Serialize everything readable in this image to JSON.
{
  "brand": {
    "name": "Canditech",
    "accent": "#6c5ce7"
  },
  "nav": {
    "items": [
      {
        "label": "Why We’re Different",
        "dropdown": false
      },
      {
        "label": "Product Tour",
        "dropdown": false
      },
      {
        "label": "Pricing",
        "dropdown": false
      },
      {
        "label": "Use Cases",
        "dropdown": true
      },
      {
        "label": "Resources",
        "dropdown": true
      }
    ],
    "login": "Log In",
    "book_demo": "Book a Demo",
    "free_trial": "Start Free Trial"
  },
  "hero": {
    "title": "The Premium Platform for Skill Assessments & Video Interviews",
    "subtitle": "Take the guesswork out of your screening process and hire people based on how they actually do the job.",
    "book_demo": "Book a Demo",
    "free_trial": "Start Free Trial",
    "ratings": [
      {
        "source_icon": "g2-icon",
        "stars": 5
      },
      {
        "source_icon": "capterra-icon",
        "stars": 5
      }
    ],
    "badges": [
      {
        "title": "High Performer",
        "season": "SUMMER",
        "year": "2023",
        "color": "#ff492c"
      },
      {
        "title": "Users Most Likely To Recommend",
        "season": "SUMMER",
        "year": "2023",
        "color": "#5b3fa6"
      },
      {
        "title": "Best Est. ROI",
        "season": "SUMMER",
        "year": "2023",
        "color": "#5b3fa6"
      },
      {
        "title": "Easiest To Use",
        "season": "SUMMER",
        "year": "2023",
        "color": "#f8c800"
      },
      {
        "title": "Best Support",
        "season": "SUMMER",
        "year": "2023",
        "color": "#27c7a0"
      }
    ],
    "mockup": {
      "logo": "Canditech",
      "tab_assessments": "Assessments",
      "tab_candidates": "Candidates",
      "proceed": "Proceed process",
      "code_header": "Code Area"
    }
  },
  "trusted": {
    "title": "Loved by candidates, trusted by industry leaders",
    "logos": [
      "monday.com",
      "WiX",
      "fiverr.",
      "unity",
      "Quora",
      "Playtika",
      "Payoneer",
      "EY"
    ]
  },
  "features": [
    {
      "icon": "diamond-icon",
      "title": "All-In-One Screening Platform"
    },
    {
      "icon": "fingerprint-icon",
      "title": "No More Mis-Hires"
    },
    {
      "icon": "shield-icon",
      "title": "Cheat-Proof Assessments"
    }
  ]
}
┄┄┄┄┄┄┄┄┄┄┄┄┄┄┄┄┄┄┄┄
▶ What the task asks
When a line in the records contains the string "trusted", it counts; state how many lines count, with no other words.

▶ Written answer
2